In our quest to lead the world into discernment and greater security, AmCor Inc Officers have been following, recording and carefully observing artists with practices relevant to our dealings. This week, we bring you insight into the act of listening in as an art medium, by interviewing sound artist Michael Trommer, whom we tracked through deeply wooded areas and urban jungles.  After careful research, AmCor Inc was left with the lingering question of trust.  Why should we believe what we hear?  Why would Mr. Trommer withhold the visual, that most trustworthy of senses?


Please state (write) your full name and position/title.

Michael Trommer, Baron of Boysenberries and Lord of Lunchmeats. 


Where do you reside at present?

Downtown Toronto

How much have you had to drink?

Two double-espressos, about 5 litres of water, and a glass of fine Spanish Rioja.


Why are you interested in deception?

…because society is based on it.

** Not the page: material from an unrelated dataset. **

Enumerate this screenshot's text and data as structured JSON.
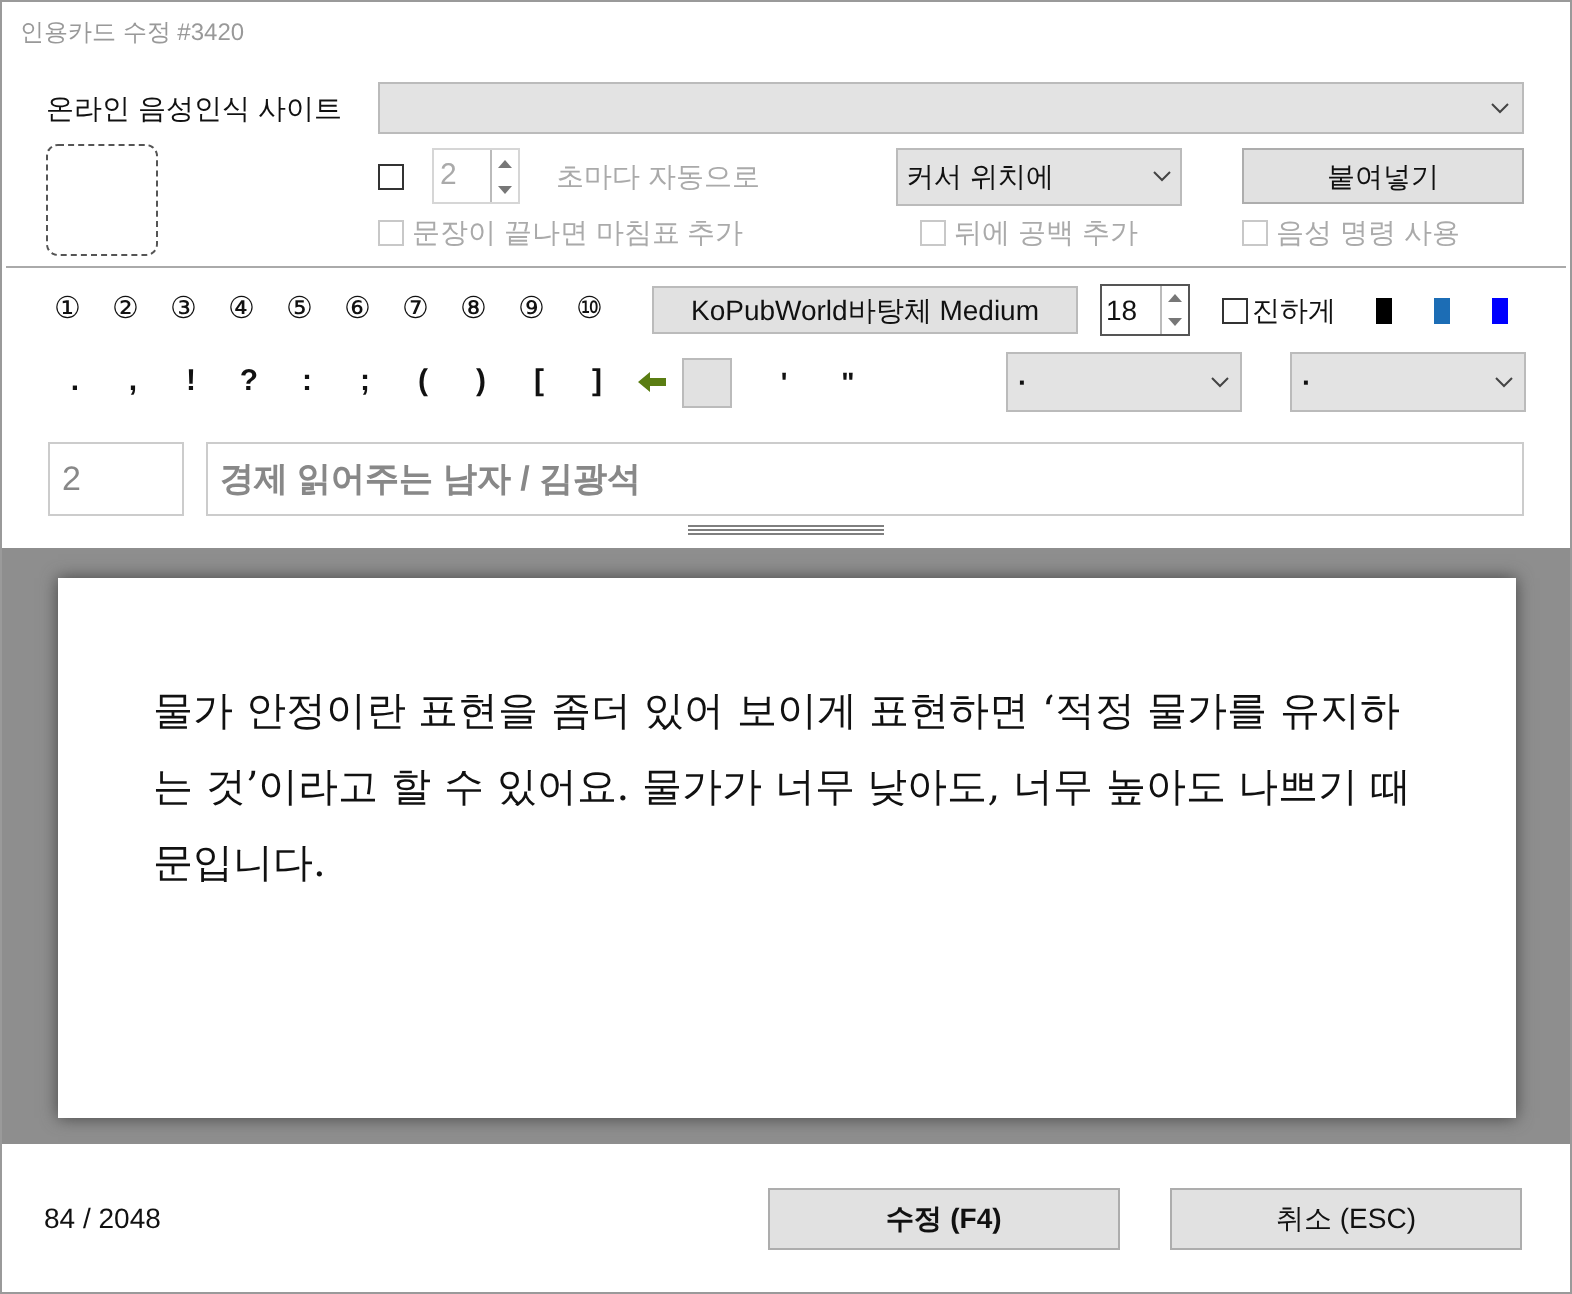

AmCor Officers first encountered you deep in the woods near Banff where you were lurking with audio recording equipment.  Who gave you authorization to make those recordings?   Who did you intend to record and why?   

I’m interested in the effect landscape has on propagated sound – the filtering effect of trees, reflective characteristics of mountains and lakes, etc., which can be heard quite clearly in Banff due to the relative absence of man-made noises. So, as far as recording goes, it’s actually more of a question of the lack of ‘who’. I was authorized by Peter von Tiesenhausen and have all the relevant documentation.

In your internet blog you claim sound as art and that you are supposedly a “sound artist.” A central tenent of AmCor theory is we must see first hand to believe.  Why do you withhold the visual?  How can we trust the result?

 Sound is vibration, just like light. It’s just a matter of different positions on a continuum of frequency. I think that all senses are interrelated, in fact, and am very interested in fields like sensory ethnography, which acknowledge and explore the role of various senses in our apprehension of he world. Having said this, I do work with visuals pretty extensively…there are some examples here:

Re. trusting the result…mediated visuals are never to be ‘trusted’. As Werner Herzog puts it, even documentary cinema “reaches a merely superficial truth, the truth of accountants” . I think that in the best cases, however, the notion of trust can be made irrelevant.